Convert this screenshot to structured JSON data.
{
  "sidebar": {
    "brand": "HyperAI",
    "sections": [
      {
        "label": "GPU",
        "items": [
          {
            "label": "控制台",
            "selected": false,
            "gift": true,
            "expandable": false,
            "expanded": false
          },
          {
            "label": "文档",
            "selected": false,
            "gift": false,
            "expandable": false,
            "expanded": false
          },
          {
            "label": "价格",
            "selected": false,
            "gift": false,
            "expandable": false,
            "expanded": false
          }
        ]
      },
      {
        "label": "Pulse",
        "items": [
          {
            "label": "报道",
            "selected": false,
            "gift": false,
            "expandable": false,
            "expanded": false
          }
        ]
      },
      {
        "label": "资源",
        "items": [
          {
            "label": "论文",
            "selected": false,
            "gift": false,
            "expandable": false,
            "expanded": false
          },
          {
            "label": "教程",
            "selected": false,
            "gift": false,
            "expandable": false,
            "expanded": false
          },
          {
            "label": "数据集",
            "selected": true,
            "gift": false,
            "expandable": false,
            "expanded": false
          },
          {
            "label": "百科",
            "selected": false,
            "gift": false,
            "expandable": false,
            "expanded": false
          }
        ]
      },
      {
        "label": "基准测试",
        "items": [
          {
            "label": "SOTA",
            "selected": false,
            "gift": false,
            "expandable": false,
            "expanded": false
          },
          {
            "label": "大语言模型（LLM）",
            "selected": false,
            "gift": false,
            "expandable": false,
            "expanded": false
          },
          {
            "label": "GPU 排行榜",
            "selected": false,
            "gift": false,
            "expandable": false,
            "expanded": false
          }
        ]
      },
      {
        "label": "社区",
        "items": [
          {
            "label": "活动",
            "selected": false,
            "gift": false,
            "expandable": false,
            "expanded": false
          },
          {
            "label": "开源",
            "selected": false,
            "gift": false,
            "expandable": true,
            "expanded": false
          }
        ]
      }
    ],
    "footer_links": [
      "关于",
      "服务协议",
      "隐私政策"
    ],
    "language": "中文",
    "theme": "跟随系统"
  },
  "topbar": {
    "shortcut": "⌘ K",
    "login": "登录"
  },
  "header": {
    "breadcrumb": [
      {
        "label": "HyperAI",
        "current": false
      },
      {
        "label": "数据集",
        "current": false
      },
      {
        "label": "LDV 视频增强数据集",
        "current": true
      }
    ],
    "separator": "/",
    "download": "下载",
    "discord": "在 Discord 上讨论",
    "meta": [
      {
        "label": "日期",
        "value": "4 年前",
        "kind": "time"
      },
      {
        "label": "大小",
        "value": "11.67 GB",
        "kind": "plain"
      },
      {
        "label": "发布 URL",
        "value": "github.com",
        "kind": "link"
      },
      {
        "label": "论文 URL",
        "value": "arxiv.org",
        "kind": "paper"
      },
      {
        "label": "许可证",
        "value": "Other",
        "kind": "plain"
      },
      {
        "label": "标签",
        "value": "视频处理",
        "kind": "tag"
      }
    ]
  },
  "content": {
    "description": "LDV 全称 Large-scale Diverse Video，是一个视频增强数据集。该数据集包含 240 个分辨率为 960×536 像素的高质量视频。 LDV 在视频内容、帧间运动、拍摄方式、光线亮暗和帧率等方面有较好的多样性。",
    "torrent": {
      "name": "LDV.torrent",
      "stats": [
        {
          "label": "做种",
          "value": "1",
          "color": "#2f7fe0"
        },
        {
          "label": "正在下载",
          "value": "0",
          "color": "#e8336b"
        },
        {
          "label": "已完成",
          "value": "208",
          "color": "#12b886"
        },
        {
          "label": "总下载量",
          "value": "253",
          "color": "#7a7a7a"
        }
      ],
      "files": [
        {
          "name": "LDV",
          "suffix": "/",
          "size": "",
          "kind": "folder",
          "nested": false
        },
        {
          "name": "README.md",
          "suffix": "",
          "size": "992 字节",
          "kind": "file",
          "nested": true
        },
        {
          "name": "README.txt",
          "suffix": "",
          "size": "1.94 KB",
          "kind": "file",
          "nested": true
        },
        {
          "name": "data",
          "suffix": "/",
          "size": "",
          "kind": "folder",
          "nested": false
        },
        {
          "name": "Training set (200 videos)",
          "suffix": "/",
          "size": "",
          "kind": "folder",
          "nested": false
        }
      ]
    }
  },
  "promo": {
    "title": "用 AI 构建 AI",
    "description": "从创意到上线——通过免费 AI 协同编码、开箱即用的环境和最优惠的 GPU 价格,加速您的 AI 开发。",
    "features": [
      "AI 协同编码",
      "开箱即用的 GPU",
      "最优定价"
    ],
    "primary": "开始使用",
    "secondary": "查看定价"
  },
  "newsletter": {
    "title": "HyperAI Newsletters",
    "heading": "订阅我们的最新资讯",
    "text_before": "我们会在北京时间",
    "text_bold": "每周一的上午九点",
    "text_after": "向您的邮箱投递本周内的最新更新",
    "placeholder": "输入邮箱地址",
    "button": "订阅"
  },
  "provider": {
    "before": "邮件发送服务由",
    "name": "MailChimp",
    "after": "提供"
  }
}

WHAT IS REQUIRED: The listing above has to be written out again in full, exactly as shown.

ANSWER FOR THE TASK:
Convert this screenshot to structured JSON data.
{
  "sidebar": {
    "brand": "HyperAI",
    "sections": [
      {
        "label": "GPU",
        "items": [
          {
            "label": "控制台",
            "selected": false,
            "gift": true,
            "expandable": false,
            "expanded": false
          },
          {
            "label": "文档",
            "selected": false,
            "gift": false,
            "expandable": false,
            "expanded": false
          },
          {
            "label": "价格",
            "selected": false,
            "gift": false,
            "expandable": false,
            "expanded": false
          }
        ]
      },
      {
        "label": "Pulse",
        "items": [
          {
            "label": "报道",
            "selected": false,
            "gift": false,
            "expandable": false,
            "expanded": false
          }
        ]
      },
      {
        "label": "资源",
        "items": [
          {
            "label": "论文",
            "selected": false,
            "gift": false,
            "expandable": false,
            "expanded": false
          },
          {
            "label": "教程",
            "selected": false,
            "gift": false,
            "expandable": false,
            "expanded": false
          },
          {
            "label": "数据集",
            "selected": true,
            "gift": false,
            "expandable": false,
            "expanded": false
          },
          {
            "label": "百科",
            "selected": false,
            "gift": false,
            "expandable": false,
            "expanded": false
          }
        ]
      },
      {
        "label": "基准测试",
        "items": [
          {
            "label": "SOTA",
            "selected": false,
            "gift": false,
            "expandable": false,
            "expanded": false
          },
          {
            "label": "大语言模型（LLM）",
            "selected": false,
            "gift": false,
            "expandable": false,
            "expanded": false
          },
          {
            "label": "GPU 排行榜",
            "selected": false,
            "gift": false,
            "expandable": false,
            "expanded": false
          }
        ]
      },
      {
        "label": "社区",
        "items": [
          {
            "label": "活动",
            "selected": false,
            "gift": false,
            "expandable": false,
            "expanded": false
          },
          {
            "label": "开源",
            "selected": false,
            "gift": false,
            "expandable": true,
            "expanded": false
          }
        ]
      }
    ],
    "footer_links": [
      "关于",
      "服务协议",
      "隐私政策"
    ],
    "language": "中文",
    "theme": "跟随系统"
  },
  "topbar": {
    "shortcut": "⌘ K",
    "login": "登录"
  },
  "header": {
    "breadcrumb": [
      {
        "label": "HyperAI",
        "current": false
      },
      {
        "label": "数据集",
        "current": false
      },
      {
        "label": "LDV 视频增强数据集",
        "current": true
      }
    ],
    "separator": "/",
    "download": "下载",
    "discord": "在 Discord 上讨论",
    "meta": [
      {
        "label": "日期",
        "value": "4 年前",
        "kind": "time"
      },
      {
        "label": "大小",
        "value": "11.67 GB",
        "kind": "plain"
      },
      {
        "label": "发布 URL",
        "value": "github.com",
        "kind": "link"
      },
      {
        "label": "论文 URL",
        "value": "arxiv.org",
        "kind": "paper"
      },
      {
        "label": "许可证",
        "value": "Other",
        "kind": "plain"
      },
      {
        "label": "标签",
        "value": "视频处理",
        "kind": "tag"
      }
    ]
  },
  "content": {
    "description": "LDV 全称 Large-scale Diverse Video，是一个视频增强数据集。该数据集包含 240 个分辨率为 960×536 像素的高质量视频。 LDV 在视频内容、帧间运动、拍摄方式、光线亮暗和帧率等方面有较好的多样性。",
    "torrent": {
      "name": "LDV.torrent",
      "stats": [
        {
          "label": "做种",
          "value": "1",
          "color": "#2f7fe0"
        },
        {
          "label": "正在下载",
          "value": "0",
          "color": "#e8336b"
        },
        {
          "label": "已完成",
          "value": "208",
          "color": "#12b886"
        },
        {
          "label": "总下载量",
          "value": "253",
          "color": "#7a7a7a"
        }
      ],
      "files": [
        {
          "name": "LDV",
          "suffix": "/",
          "size": "",
          "kind": "folder",
          "nested": false
        },
        {
          "name": "README.md",
          "suffix": "",
          "size": "992 字节",
          "kind": "file",
          "nested": true
        },
        {
          "name": "README.txt",
          "suffix": "",
          "size": "1.94 KB",
          "kind": "file",
          "nested": true
        },
        {
          "name": "data",
          "suffix": "/",
          "size": "",
          "kind": "folder",
          "nested": false
        },
        {
          "name": "Training set (200 videos)",
          "suffix": "/",
          "size": "",
          "kind": "folder",
          "nested": false
        }
      ]
    }
  },
  "promo": {
    "title": "用 AI 构建 AI",
    "description": "从创意到上线——通过免费 AI 协同编码、开箱即用的环境和最优惠的 GPU 价格,加速您的 AI 开发。",
    "features": [
      "AI 协同编码",
      "开箱即用的 GPU",
      "最优定价"
    ],
    "primary": "开始使用",
    "secondary": "查看定价"
  },
  "newsletter": {
    "title": "HyperAI Newsletters",
    "heading": "订阅我们的最新资讯",
    "text_before": "我们会在北京时间",
    "text_bold": "每周一的上午九点",
    "text_after": "向您的邮箱投递本周内的最新更新",
    "placeholder": "输入邮箱地址",
    "button": "订阅"
  },
  "provider": {
    "before": "邮件发送服务由",
    "name": "MailChimp",
    "after": "提供"
  }
}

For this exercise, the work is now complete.